■ **Problem details**
Using the data below, show every line where the word "with" occurs.

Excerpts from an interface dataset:
____

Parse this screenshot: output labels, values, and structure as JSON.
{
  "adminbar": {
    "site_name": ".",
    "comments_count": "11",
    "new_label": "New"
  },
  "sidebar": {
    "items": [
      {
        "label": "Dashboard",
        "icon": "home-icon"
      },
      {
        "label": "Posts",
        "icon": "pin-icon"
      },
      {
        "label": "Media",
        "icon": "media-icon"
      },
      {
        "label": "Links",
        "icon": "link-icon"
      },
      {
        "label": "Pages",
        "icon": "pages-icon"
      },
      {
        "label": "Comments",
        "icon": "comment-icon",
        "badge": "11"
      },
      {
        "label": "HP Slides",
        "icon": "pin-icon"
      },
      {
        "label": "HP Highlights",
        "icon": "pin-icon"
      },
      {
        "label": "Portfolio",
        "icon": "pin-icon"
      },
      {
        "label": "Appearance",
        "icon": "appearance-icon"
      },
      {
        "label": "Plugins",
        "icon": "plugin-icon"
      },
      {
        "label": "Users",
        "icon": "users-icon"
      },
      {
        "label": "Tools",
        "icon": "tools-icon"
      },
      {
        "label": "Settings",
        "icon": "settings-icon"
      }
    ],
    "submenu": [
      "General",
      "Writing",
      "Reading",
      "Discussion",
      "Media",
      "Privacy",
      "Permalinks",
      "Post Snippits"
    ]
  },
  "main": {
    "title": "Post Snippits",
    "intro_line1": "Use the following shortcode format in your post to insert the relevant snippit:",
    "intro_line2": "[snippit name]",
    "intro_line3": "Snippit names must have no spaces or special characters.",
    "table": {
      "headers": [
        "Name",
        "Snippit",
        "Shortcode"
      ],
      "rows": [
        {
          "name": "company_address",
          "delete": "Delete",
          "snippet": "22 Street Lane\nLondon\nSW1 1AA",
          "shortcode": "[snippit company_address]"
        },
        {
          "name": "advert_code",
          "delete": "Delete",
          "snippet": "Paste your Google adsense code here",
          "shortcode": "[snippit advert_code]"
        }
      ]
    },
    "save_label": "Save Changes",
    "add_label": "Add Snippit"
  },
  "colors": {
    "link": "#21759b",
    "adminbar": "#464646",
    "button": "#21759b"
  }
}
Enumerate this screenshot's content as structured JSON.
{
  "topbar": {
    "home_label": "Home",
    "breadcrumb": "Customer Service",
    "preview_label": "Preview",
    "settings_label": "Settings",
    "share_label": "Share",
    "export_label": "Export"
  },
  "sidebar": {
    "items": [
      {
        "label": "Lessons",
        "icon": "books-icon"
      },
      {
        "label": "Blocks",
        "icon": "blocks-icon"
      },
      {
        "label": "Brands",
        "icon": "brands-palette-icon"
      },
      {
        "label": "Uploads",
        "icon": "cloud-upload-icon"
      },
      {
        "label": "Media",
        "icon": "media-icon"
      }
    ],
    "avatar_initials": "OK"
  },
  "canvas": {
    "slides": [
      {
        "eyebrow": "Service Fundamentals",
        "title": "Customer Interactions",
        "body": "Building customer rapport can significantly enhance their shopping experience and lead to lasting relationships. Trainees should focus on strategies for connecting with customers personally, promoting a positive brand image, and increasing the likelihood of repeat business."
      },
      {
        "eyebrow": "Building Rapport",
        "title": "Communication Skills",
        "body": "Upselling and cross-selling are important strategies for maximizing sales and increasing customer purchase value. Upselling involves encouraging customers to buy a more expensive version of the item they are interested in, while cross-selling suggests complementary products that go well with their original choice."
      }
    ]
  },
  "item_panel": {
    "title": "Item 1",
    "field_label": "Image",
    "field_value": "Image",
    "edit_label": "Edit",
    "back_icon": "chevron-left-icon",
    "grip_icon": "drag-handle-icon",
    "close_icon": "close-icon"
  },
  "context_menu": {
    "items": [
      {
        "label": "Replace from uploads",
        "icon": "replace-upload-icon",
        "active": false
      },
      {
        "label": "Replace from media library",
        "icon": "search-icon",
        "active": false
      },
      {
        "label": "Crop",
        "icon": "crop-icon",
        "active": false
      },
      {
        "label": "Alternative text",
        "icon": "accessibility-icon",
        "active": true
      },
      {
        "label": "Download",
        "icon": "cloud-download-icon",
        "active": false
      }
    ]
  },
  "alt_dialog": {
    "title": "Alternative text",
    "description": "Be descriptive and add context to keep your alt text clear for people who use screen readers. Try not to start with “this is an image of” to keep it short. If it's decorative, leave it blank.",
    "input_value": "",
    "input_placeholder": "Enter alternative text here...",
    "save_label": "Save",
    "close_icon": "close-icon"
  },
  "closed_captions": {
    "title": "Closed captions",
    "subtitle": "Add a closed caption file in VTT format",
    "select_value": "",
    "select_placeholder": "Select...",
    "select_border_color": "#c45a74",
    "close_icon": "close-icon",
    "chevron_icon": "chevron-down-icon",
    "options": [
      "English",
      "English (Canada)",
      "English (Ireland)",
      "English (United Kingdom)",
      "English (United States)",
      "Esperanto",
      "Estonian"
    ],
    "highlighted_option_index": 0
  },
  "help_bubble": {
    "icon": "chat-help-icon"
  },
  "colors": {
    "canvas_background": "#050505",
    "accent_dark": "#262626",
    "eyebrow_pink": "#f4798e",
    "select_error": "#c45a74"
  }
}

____

■ **Exercise response**
        "body": "Building customer rapport can significantly enhance their shopping experience and lead to lasting relationships. Trainees should focus on strategies for connecting with customers personally, promoting a positive brand image, and increasing the likelihood of repeat business."
        "body": "Upselling and cross-selling are important strategies for maximizing sales and increasing customer purchase value. Upselling involves encouraging customers to buy a more expensive version of the item they are interested in, while cross-selling suggests complementary products that go well with their original choice."
    "description": "Be descriptive and add context to keep your alt text clear for people who use screen readers. Try not to start with “this is an image of” to keep it short. If it's decorative, leave it blank.",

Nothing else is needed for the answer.